Material for this task section start

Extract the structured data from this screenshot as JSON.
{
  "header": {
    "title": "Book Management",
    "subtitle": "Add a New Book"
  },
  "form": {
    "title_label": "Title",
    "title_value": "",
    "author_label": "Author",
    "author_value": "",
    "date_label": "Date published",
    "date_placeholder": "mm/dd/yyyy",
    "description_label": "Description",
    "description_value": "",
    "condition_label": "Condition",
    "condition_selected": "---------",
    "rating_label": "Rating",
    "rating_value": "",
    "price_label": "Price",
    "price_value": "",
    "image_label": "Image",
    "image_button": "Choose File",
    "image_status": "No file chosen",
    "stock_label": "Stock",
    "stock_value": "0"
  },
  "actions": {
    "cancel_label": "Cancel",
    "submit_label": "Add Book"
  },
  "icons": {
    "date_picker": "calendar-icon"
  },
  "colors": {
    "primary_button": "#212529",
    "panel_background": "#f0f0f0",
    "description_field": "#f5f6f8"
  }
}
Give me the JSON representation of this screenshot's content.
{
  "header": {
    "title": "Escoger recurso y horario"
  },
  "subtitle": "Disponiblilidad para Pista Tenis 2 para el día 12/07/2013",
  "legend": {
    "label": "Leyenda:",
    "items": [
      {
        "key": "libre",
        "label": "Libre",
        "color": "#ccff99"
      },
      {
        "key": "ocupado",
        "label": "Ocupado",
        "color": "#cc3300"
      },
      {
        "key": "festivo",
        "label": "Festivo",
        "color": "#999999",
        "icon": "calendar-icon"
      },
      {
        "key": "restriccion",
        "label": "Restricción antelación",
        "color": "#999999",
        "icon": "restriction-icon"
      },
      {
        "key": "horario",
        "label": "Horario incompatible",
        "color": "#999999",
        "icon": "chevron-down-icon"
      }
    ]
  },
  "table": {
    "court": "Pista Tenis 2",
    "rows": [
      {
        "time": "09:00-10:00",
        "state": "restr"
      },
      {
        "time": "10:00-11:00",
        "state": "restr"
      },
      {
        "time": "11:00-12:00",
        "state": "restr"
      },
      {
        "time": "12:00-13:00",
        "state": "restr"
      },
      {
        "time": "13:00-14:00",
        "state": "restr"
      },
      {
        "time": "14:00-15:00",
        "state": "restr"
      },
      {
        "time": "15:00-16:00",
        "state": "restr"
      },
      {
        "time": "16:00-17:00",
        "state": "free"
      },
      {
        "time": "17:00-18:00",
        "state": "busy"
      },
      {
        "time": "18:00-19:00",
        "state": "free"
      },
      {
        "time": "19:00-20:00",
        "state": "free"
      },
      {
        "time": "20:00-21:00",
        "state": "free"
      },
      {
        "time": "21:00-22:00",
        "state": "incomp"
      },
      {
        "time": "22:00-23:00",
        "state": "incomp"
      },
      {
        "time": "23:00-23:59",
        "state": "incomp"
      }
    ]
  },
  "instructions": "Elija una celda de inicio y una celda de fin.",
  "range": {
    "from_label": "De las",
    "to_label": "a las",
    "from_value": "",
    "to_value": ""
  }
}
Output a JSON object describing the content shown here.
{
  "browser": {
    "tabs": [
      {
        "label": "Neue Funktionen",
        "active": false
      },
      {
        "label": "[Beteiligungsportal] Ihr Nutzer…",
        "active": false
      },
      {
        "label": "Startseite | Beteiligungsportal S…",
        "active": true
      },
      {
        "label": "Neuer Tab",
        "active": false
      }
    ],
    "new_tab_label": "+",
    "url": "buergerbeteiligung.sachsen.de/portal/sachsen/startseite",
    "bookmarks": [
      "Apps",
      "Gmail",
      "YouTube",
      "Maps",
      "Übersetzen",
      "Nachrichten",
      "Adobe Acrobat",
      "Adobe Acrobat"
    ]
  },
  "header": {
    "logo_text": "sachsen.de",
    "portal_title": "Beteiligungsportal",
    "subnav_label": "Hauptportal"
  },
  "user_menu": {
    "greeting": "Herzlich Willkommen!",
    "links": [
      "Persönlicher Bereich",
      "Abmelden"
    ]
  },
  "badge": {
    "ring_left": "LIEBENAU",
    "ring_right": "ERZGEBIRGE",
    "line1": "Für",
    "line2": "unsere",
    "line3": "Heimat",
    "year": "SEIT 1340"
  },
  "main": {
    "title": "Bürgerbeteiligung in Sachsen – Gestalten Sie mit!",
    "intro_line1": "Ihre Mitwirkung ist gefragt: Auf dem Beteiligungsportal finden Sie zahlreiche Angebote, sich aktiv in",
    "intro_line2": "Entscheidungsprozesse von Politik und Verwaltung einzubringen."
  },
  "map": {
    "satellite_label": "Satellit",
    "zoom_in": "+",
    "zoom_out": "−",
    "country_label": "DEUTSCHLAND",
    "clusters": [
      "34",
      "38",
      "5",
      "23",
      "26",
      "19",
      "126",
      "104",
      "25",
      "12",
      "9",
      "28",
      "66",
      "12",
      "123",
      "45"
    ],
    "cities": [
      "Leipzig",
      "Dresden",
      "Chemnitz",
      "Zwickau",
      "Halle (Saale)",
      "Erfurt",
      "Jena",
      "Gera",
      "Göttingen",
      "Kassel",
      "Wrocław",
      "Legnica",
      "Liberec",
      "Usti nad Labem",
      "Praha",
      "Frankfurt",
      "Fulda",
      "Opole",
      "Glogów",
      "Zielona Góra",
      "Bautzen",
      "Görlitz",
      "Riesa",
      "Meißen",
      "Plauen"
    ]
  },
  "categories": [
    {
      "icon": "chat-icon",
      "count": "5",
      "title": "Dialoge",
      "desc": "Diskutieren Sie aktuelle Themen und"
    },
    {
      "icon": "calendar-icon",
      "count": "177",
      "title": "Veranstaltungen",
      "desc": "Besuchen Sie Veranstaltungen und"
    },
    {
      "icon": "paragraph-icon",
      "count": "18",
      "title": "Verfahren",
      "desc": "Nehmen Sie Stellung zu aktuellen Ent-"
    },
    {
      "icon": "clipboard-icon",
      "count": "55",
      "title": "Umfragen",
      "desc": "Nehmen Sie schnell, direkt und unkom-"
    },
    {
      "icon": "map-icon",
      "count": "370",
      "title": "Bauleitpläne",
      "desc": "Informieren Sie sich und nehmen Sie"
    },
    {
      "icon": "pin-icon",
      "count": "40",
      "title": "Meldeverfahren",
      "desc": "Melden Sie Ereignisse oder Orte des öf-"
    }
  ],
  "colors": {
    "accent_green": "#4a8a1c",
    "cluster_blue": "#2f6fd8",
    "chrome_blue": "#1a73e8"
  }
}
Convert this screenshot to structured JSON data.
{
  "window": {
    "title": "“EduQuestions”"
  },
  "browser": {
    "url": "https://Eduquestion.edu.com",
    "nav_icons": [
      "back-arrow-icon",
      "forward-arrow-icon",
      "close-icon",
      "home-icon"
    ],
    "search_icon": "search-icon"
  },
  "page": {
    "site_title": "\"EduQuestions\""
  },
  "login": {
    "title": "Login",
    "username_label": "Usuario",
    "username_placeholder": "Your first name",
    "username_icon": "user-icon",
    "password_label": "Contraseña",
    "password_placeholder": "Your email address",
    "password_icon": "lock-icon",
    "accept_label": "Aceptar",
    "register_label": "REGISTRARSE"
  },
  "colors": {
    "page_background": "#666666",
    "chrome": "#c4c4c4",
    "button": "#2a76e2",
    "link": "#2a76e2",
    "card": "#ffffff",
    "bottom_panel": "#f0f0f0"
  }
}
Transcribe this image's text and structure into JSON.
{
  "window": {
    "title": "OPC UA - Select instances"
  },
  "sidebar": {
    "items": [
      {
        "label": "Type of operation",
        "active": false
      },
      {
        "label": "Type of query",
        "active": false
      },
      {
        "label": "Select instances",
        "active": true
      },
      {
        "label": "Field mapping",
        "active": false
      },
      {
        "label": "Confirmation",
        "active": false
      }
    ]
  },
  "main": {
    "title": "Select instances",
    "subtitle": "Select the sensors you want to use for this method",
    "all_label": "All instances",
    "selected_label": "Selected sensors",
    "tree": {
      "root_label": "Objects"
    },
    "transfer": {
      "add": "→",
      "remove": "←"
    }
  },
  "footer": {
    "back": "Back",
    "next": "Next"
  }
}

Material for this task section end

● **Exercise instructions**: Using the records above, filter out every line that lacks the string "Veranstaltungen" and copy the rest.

● **Final answer**:
      "title": "Veranstaltungen",
      "desc": "Besuchen Sie Veranstaltungen und"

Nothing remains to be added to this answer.